_What needs to be done_
Each line of the data that mentions the string "true" needs to be identified and copied.

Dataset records

_ _ _ _ _ _ _

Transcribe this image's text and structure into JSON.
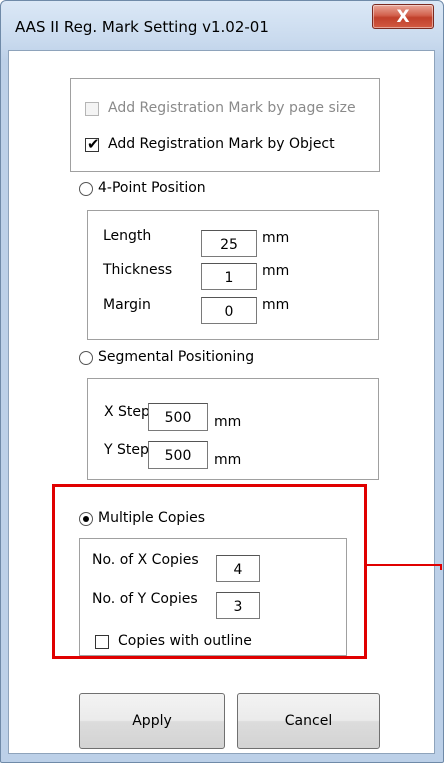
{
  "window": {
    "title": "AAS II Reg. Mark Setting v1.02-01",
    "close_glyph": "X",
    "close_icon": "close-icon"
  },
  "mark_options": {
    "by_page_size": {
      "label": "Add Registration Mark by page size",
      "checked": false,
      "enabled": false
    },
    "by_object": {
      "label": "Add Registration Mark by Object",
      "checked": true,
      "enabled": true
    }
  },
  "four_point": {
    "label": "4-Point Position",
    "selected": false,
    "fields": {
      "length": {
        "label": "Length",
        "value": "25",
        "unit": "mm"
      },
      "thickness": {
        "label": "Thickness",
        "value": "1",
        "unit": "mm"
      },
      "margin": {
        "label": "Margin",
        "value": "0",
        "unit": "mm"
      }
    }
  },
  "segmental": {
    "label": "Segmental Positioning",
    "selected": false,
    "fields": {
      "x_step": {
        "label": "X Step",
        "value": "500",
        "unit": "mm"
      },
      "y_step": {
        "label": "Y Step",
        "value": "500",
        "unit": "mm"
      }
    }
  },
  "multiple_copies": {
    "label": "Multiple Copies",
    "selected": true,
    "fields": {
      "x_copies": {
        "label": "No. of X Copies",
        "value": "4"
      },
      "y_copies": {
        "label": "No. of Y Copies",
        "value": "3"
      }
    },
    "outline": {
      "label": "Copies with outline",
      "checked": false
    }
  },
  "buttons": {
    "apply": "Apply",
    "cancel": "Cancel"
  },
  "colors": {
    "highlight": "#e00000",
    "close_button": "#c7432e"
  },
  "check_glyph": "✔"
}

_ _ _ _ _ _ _

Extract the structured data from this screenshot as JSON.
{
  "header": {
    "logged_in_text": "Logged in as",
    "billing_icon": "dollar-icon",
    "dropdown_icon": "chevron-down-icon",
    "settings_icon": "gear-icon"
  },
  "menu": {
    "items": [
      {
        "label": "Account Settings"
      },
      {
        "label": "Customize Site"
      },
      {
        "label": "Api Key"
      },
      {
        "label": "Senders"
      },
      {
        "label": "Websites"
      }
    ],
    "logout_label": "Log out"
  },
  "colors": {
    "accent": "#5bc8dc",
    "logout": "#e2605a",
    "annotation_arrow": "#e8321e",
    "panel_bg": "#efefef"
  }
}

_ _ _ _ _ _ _

_Your response_
      "checked": true,
      "enabled": true
    "selected": true,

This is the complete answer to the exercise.